One of the biggest and most exciting elements of this E3 was, predictably, Nintendo deigning to toss us the slimmest of scraps.
We devoured it like the hungry dogs we are, with the latest trailer for The Legend of Zelda: Breath of the Wild’s untitled sequel launching a wave of speculation dwarfed only by the sheer size of the excitement for the game.
So it should be, obviously. Breath of the Wild is one of the greatest games ever made, and Zelda is one of the few series’ to ever accomplish releasing industry-shaking titles repeatedly, across multiple generations.
Most exciting, though, is how these second Zelda games tend to go. They’re often unique and experimental, most keenly demonstrated in Majora’s Mask, which takes the characters and elements of Ocarina of Time, warping them to create a twisted and yet completely lovable and different world for you to save. I’m hopeful that Breath of the Wild 2 can accomplish the same.
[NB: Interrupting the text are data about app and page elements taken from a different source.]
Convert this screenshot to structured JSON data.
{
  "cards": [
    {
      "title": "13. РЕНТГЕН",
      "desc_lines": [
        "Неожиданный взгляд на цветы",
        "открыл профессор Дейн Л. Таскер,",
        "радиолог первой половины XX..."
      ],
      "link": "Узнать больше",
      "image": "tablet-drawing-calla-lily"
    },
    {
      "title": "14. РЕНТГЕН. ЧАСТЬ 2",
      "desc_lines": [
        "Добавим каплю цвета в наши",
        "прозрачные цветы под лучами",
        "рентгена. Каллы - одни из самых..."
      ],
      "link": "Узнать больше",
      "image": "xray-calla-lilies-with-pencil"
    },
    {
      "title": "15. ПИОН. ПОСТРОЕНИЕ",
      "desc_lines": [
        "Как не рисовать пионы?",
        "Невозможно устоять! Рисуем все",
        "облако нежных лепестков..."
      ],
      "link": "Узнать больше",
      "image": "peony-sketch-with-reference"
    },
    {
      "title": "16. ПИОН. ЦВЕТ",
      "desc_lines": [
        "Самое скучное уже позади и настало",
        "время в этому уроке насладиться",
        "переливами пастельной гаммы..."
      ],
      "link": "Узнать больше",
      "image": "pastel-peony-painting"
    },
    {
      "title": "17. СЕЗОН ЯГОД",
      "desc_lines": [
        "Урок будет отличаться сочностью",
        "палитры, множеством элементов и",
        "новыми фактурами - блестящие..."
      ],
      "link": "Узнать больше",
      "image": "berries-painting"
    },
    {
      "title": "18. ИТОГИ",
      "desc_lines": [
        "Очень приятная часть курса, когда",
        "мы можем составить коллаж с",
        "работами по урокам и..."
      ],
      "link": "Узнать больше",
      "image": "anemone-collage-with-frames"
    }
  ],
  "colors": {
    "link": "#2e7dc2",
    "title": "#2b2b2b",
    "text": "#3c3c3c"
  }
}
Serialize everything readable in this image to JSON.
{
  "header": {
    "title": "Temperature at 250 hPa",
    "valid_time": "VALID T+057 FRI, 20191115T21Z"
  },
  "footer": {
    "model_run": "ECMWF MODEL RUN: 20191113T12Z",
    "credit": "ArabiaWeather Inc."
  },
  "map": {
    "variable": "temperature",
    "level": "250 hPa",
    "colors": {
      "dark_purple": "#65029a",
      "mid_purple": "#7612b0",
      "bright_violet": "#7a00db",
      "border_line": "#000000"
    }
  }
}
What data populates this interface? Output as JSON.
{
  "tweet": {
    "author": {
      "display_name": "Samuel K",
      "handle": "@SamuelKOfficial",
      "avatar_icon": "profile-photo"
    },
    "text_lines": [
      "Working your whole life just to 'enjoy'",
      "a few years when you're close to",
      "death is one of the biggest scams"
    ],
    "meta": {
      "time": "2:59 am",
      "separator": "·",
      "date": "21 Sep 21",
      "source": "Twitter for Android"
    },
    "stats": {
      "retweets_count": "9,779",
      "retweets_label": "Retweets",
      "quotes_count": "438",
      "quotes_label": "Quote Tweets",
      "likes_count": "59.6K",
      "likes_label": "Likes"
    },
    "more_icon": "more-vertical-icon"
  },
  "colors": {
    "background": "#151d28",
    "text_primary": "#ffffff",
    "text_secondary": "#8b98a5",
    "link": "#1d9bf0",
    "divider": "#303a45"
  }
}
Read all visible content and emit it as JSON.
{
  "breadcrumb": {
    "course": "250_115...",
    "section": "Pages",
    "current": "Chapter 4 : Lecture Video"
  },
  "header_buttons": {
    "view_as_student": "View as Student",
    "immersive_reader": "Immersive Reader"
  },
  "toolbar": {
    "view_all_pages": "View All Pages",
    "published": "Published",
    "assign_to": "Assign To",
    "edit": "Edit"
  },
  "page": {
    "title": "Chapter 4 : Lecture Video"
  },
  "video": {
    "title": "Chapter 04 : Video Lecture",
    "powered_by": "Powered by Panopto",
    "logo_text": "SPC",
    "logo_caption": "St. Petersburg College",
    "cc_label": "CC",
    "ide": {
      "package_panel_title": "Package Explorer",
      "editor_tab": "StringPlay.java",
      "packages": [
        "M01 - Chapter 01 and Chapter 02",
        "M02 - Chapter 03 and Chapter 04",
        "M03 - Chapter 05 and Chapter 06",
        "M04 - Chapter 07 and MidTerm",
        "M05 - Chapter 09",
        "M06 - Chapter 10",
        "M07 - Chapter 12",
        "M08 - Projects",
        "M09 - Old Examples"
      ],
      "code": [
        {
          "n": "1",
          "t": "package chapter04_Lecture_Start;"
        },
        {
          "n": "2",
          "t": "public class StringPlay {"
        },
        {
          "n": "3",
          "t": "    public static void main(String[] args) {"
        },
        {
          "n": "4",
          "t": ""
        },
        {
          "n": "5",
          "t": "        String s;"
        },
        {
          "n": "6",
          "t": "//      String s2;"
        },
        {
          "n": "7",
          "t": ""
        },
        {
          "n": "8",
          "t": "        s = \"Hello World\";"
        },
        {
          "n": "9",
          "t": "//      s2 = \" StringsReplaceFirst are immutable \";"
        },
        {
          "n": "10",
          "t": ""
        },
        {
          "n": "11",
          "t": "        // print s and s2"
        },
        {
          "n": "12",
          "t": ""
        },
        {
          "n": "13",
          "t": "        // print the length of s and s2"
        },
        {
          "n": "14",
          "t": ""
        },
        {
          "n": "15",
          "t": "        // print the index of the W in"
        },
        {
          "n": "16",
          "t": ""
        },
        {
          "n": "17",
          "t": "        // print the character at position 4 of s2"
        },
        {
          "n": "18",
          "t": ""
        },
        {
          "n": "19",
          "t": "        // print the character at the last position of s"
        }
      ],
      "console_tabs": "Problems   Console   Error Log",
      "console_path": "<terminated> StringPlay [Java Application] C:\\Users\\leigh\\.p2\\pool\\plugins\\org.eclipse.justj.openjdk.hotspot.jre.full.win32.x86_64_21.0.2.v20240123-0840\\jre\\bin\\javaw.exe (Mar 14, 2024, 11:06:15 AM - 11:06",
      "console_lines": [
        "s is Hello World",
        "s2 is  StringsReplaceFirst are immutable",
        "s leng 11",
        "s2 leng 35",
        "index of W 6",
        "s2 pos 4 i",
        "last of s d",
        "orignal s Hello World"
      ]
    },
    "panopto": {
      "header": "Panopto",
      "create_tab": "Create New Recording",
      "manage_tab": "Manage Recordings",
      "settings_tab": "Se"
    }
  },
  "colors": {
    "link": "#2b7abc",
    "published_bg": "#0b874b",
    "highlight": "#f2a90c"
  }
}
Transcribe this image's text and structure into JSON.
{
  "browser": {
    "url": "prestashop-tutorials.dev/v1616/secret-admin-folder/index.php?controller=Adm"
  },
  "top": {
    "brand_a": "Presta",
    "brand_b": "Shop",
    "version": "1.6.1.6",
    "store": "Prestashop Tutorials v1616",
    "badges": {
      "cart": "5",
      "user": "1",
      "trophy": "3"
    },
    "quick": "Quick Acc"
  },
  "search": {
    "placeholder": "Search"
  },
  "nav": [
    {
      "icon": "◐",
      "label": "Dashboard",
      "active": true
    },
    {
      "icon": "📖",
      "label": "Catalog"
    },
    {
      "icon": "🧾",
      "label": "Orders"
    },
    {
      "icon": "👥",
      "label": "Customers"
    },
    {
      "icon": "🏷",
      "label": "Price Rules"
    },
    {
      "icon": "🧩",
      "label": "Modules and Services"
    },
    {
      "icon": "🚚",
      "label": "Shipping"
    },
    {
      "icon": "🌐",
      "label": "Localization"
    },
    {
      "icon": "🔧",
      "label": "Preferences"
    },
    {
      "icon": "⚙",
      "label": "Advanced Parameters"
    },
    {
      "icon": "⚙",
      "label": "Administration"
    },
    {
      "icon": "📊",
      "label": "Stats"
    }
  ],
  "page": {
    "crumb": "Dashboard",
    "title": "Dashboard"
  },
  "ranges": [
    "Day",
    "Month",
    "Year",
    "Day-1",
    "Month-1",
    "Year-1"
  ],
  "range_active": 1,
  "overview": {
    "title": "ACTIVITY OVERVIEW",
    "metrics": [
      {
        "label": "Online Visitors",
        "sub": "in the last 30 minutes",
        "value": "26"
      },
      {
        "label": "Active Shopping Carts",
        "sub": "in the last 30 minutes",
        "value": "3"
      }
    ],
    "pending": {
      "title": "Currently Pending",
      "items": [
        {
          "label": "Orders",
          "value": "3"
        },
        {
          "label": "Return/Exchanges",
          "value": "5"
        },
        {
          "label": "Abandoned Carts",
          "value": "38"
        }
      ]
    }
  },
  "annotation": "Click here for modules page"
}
The new trailer and screenshots reveal what is likely the main new gimmick of the sequel - that being the appearance of floating islands in the sky, with the original Hyrule from Breath of the Wild beneath. We see shots of a Link who closely resembles the one from the original BOTW down on the original overworld, but also another scraggly-haired character who may or may not be Link (we never see their face) gallivanting about the skies across myriad islands, the Hyrule we all got to know in 2017 visible below, distant but absolutely still there.
In footage of the character seemingly reversing gravity to drag themselves up to the heavenly islands, one might naturally be drawn to think of Skyward Sword, another Zelda entry that sees Link dividing his time between Skyloft and the other floating islands that surround it and Hyrule proper below. Indeed, the similarity might be part of why we’re getting a remaster of Skyward Sword in just a month’s time - and the games share a director in the supremely talented Hidemaro Fujibayashi. However, I look at it and I see echoes of another Zelda game - Wind Waker.
In the world of Wind Waker, Hyrule has been flooded by a cataclysmic event, replacing ‘Hyrule Field’ with ‘The Great Sea’. The land masses that are left sticking out of the water are the highest points of the old Hyrule, with the remnants of civilization now living on what were once mountaintops. The result is a curious world - lots of open space with plenty of water, but a range of unique islands, each holding its own challenges to tackle.
When I look at screenshots of Breath of the Wild’s sequel, this is what I see, and this is what I hope for. Skyward Sword had an expansive Hyrule, but its sky was basically one large town and some fairly useless floating side islands. Wind Waker actually had material worth to its smaller islands, each a carefully crafted mini challenge or mood-setter of its own. Elements of Wind Waker were surely rushed - the Triforce quest proves that - but its world design certainly wasn’t.
Indeed, probably the greatest criticism I can level at Wind Waker that isn’t about that damn Triforce collecting is something Breath of the Wild 2 might have the chance to address. In that game, you finally travel down to the old Hyrule, under the water - but there’s nothing to do there. Simply being there is breathtaking the first time it happens - but my dream then was always that something that you’d do above the water might alter the status quo in the depths.
That never happens in Wind Waker, but with Breath of the Wild’s sequel seemingly featuring both these new islands and the sprawling Hyrule I spent the better part of a hundred hours in already, I’m hopeful that things up on the floating islands may very well change some of the world below, too.
I don’t know quite what Nintendo has in store for us, of course - but it’s difficult to have anything but faith in the team that brought us Breath of the Wild still helmed by Fujibayashi, who at this point has directed myriad classic Zeldas including Oracle of Seasons and Ages, Minish Cap, Phantom Hourglass. I can’t wait to learn more - even though we painfully may end up waiting a year to do so.